I apologize for not updating my blog, I have been on one of my most challenging shoots, a shoot in Sun Valley, Idaho.
My trip began in Sun Valley, California, my home base on March 21st. Sun Valley, California is known as the junkyard capital of the world, in contrast to Sun Valley, Idaho which is has more rich people per square inch, than anywhere else. I met my comrade "Trent" in Barstow, California, the job required two motor homes, so we decided to caravan together, since I had GPS, I drove the lead.
If one has ever made the trip to Sun Valley to Sun Valley, the route is simple, take the I-10 east to I-15 north, past Las Vegas, pass Salt Lake City to I-84 North, and finally take HWY 73 north to Sun Valley, Id. I would say this was an easy trip, but as such, this would be a lie, especially in early spring, when weather conditions can change at a moments notice. We hit almost white out conditions in Utah, and heavy winds in Idaho. Driving a motor home in heavy winds is like navigating a sailboat in the ocean, except one has wheels instead of sails and the road is not forgiving when you have vehicles several inches from you. Common since is also a factor, if the weather conditions are too bad, stop at the nearest truck stop and wait it out.
We left Los Angeles on Friday morning at 6 am and arrived at out lodge the next afternoon at 3 pm. When I opened the door of my RV, a cold wind hit me, like a Mike Tyson punch, I put on my heavy coat, gloves and hat and checked into our room.
Sun Valley, Idaho in early spring averages in the low 30's daytime and can easily hit zero at night; fortunately, I had an engine heater for my engine. For a diesel engine to start properly in this cold environment, an engine heater is a must, plus winter blend diesel fuel, to stop the jelling of the fuel. The light poles in the parking lot had AC power for the engineheater and shore power for the RV, the keep the batteries properly charged at night.
The next morning "Trent" and I scouted some of the locations we would be shooting at, mainly we focused on the difficult locations. If I have one issue that annoys me about this business specifically photo shoots, is when a location scout or producer considers a location only on the merits of the location and not the feasibility of getting large vehicles to and from such location. When one chooses a location consider how accessible the location is for large vehicles like trucks and motor homes, if one is not sure, ask someone like me (Professional Motor home Driver) to scout the location in advance of the shoot date. Do not rely on the owner of the property if they have had motor homes at their location. Most modern motor homes are thirteen feet high, almost a foot and a half taller than a motor home made before 2005. With that said, in my years in this business, I have never seen a road such as Warm Springs Rd; the road starts off safe, paved, then turns to ice and sludge, mud and snow.

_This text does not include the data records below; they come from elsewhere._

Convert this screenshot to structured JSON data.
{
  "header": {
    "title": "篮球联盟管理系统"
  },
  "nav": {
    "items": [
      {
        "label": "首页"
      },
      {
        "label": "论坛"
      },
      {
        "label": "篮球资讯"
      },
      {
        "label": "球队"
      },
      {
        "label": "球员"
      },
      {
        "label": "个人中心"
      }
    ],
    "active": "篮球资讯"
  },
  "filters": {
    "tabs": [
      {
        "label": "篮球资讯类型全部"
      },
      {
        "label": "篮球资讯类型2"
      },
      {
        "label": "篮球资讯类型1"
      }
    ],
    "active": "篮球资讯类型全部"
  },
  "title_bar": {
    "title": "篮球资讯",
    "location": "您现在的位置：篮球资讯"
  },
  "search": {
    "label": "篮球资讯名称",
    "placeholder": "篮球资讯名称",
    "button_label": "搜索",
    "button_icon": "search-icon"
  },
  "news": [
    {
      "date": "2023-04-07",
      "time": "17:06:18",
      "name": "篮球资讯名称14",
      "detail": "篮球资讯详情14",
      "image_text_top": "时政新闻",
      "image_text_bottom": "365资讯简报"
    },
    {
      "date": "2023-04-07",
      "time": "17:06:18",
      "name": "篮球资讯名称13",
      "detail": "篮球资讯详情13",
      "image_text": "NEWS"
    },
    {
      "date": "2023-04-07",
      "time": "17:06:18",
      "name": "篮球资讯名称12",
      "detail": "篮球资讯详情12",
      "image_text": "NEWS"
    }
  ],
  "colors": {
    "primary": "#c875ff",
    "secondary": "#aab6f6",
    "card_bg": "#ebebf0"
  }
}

The perfect road to navigate my 4 X 4 truck, not a road that I would want to drive a motor home on, fortunately I did not have to go to this location, however my buddy did and two-thousand dollars worth of damages latter, "Trent" probably wished he never seen this road. The perfect solution, find a place to do a base camp at, and shuttle the crew to location, this is what "we" do on features and commercials, this saves money and frustration for the producer.
I will continue my Sun Valley trip, next time.